Driving the Pilot is an effortless endeavour. The electric power-assisted rack-and-pinion steering offers sharp response for a car this size and has real road feel. It drives like it is lower than 1.7-metre height suggests, and it is far more similar to a traditional minivan than a typical three-row SUV. In the parking lot though, it is evident that the car is nearly five metres long, and you will be thankful that the Pilot is equipped with an excellent multi-angle rearview camera as well as front and rear parking sensors.
Fuel economy is rated at 12.4L/100km in the city, 9.3L/100km on the highway, and 11L/100km combined. Our weeklong test consisted of city commutes only, and I observed an average of 13L/100km. This figure is slightly higher than some of its peers in the segment that are powered by turbocharged four-cylinder engines, a worthy premium in my opinion for the linear power band and smooth delivery. It is also added value that the Pilot does not require premium fuel in its 73.8 litre fuel tank.

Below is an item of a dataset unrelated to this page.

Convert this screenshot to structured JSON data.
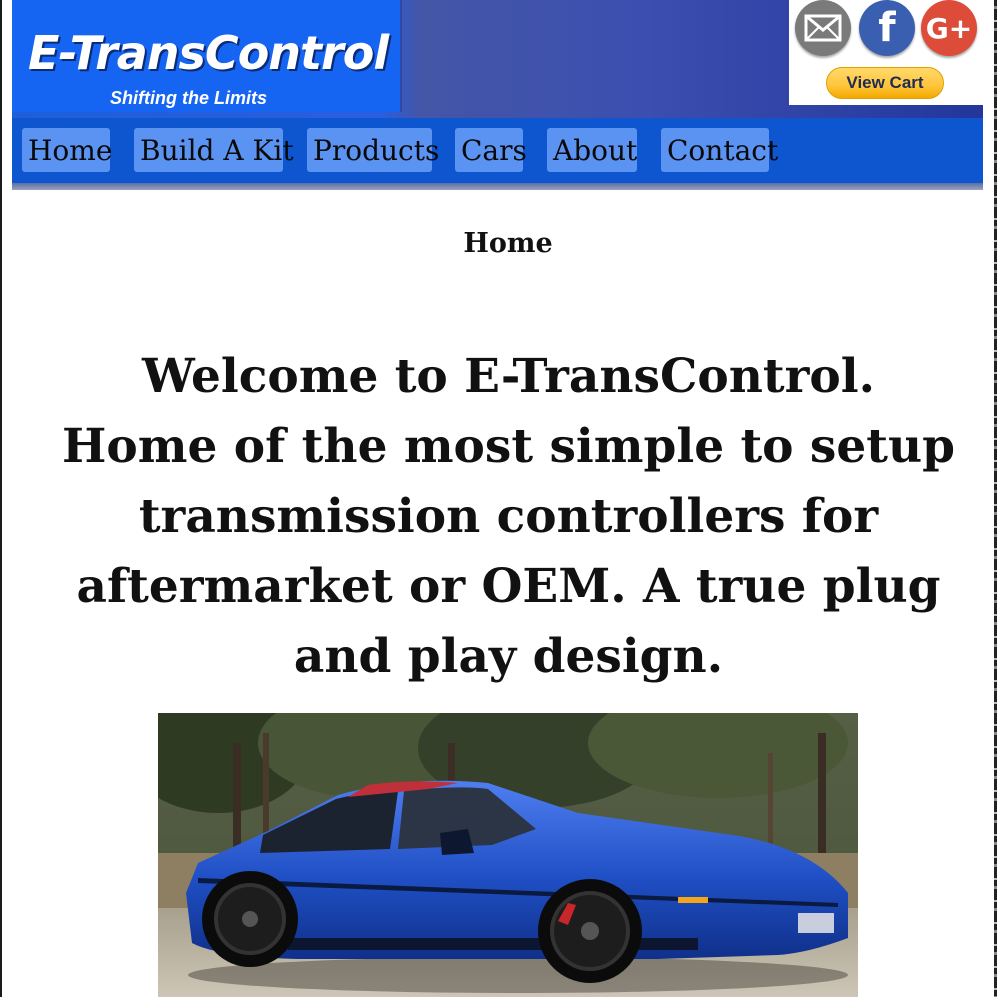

The interior layout of the Honda Pilot follows the typical Honda simple design and emphasizes Honda’s focus on practicality. There is an oversized centre storage console, plenty of storage trays and pockets inside the cabin, and Honda has graciously littered the interior space with countless cupholders. The interior space feels bright and roomy with the panoramic moonroof and an abundance of head and legroom. Third row legroom is often a shortfall with 3-row SUVs but I find the Pilot to be comfortable enough for adults even for longer journeys. Cargo volume behind the second row is rated at 1,557L, and is rated at 510L with the third row up.
The Pilot Touring comes with a full suite of comfort and convenience features, right on par with the competition. Equipment includes leather seats and both of the front seats are power-adjustable, heated, and ventilated. The second-row captain’s chairs are heated as well and rear passengers will enjoy an entertainment system with nine-inch display, integrated remote control with wireless headsets with personal surround sound. The Touring also distinguishes itself with a 540W premium audio system with 10-speakers including subwoofer and surround sound, rather than a 225W seven-speaker system in other trims.
You can navigate the Pilot’s infotainment system using the colour touchscreen in the dashboard. The graphics are vivid and touch response is precise, however I always prefer an infotainment system that is controlled by rotary dial rather than touch screen to avoid distractions on the road. Honda has listened to customer feedback and they will be bringing back the all-important volume knob in the 2019 Pilot. Apple CarPlay and Android Auto connectivity is supported and the Touring model comes with navigation for those who do not want to use their mobile phone to find their way around.
The Honda Sensing safety system is standard for the Touring trim. Our test vehicle was equipped with Collision Mitigation Braking, Forward Collision Warning, Lane Departure Warning, and Road Departure Mitigation systems, as well as side curtain airbags for all three rows.
The 2018 Honda Pilot starts at $40,590, and the Pilot Touring starts at $51,990. It slots itself in between some of its newer competition such as the Subaru Ascent Premier ($49,995) and Volkswagen Atlas Execline ($53,440). Comparing the Pilot to the Ascent and the Atlas, it is still a capable SUV but does start to feel long in the tooth. It will be interesting to see how the refreshed 2019 Honda Pilot measures up with a much-needed update to the transmission, infotainment, and rear entertainment system.